*** Provided entries ***

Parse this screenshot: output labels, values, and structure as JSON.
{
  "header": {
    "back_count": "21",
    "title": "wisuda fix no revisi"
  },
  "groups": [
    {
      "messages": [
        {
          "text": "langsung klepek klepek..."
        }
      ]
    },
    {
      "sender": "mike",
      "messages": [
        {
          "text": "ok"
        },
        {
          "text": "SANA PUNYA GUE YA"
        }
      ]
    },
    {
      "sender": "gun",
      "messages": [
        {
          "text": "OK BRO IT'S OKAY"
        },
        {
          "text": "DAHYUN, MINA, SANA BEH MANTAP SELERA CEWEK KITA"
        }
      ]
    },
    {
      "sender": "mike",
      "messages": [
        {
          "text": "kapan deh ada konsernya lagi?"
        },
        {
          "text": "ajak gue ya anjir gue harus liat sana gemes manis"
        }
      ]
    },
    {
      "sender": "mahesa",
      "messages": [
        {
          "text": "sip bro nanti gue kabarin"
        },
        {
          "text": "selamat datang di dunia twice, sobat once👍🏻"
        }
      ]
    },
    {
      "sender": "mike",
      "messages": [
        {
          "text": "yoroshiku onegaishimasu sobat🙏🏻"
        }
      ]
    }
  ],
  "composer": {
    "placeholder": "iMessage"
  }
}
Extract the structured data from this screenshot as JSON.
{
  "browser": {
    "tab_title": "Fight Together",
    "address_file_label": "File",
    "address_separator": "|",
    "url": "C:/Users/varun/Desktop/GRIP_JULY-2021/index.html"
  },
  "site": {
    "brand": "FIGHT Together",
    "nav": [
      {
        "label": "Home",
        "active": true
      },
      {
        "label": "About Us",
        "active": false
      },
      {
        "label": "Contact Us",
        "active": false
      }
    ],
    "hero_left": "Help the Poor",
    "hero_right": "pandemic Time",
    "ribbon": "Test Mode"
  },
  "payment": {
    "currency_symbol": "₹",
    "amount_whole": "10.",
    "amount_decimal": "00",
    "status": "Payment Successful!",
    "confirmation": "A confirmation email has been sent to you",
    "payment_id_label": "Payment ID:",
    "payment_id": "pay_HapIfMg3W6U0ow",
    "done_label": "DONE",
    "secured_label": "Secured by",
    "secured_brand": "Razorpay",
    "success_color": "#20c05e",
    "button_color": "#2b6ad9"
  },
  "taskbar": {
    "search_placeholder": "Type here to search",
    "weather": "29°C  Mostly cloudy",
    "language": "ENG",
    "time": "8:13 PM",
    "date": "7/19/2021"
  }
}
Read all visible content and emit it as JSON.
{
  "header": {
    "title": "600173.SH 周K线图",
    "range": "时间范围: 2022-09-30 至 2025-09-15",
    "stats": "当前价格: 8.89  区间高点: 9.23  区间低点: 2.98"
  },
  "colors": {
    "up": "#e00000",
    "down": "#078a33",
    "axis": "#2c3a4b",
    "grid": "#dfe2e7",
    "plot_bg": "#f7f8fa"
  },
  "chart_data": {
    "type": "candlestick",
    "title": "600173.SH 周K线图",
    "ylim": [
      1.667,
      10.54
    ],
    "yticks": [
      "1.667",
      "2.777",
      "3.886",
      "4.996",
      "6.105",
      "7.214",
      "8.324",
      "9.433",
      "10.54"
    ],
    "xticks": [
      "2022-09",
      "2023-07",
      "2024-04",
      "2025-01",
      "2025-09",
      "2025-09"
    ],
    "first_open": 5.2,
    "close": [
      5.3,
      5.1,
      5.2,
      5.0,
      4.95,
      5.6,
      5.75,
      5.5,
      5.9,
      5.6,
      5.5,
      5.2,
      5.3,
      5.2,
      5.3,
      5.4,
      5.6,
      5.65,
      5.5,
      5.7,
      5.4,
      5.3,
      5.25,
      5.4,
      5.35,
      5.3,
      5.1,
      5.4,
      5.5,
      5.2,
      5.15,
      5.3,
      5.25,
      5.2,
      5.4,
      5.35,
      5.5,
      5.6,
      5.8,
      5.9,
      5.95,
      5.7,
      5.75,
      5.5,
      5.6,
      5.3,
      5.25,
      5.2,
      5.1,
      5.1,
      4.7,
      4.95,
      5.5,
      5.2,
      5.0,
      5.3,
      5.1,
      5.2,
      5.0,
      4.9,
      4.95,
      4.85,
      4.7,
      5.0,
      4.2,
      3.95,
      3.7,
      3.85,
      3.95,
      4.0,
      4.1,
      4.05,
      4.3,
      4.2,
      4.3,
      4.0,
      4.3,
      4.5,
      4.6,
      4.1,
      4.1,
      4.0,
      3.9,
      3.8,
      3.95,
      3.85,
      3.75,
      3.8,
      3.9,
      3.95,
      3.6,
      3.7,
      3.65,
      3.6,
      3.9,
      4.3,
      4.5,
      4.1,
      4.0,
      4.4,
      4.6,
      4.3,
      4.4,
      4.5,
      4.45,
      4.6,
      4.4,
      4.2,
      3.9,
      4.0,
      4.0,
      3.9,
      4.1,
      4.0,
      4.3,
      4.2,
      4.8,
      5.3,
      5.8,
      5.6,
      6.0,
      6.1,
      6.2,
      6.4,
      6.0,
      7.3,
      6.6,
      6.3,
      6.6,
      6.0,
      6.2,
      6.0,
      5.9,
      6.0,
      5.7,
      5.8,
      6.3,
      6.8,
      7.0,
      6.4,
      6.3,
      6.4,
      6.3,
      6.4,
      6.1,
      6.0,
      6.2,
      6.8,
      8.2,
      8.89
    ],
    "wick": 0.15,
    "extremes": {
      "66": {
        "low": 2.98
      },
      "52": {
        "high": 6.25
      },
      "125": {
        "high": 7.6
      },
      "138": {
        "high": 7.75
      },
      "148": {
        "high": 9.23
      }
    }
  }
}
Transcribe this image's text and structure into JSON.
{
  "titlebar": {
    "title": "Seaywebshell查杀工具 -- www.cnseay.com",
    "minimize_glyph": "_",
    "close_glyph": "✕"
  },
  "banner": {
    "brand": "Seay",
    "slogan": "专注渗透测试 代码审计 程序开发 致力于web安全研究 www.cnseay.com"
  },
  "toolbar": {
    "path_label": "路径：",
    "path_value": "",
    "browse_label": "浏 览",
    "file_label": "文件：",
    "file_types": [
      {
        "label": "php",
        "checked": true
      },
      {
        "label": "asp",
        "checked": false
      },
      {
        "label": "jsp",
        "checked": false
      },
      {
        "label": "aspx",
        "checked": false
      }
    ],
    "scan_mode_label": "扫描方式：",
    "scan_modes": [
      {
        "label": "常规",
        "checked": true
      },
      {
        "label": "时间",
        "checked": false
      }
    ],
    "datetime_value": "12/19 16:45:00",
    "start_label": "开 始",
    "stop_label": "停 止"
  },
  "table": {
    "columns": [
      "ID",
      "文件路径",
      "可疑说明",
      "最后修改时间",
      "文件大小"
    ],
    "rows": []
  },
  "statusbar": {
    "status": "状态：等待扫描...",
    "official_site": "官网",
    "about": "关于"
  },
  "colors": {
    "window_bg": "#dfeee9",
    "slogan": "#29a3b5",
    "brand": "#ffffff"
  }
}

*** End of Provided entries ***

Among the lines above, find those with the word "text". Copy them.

**Answer**
          "text": "langsung klepek klepek..."
          "text": "ok"
          "text": "SANA PUNYA GUE YA"
          "text": "OK BRO IT'S OKAY"
          "text": "DAHYUN, MINA, SANA BEH MANTAP SELERA CEWEK KITA"
          "text": "kapan deh ada konsernya lagi?"
          "text": "ajak gue ya anjir gue harus liat sana gemes manis"
          "text": "sip bro nanti gue kabarin"
          "text": "selamat datang di dunia twice, sobat once👍🏻"
          "text": "yoroshiku onegaishimasu sobat🙏🏻"
Transcribe this image's text and structure into JSON.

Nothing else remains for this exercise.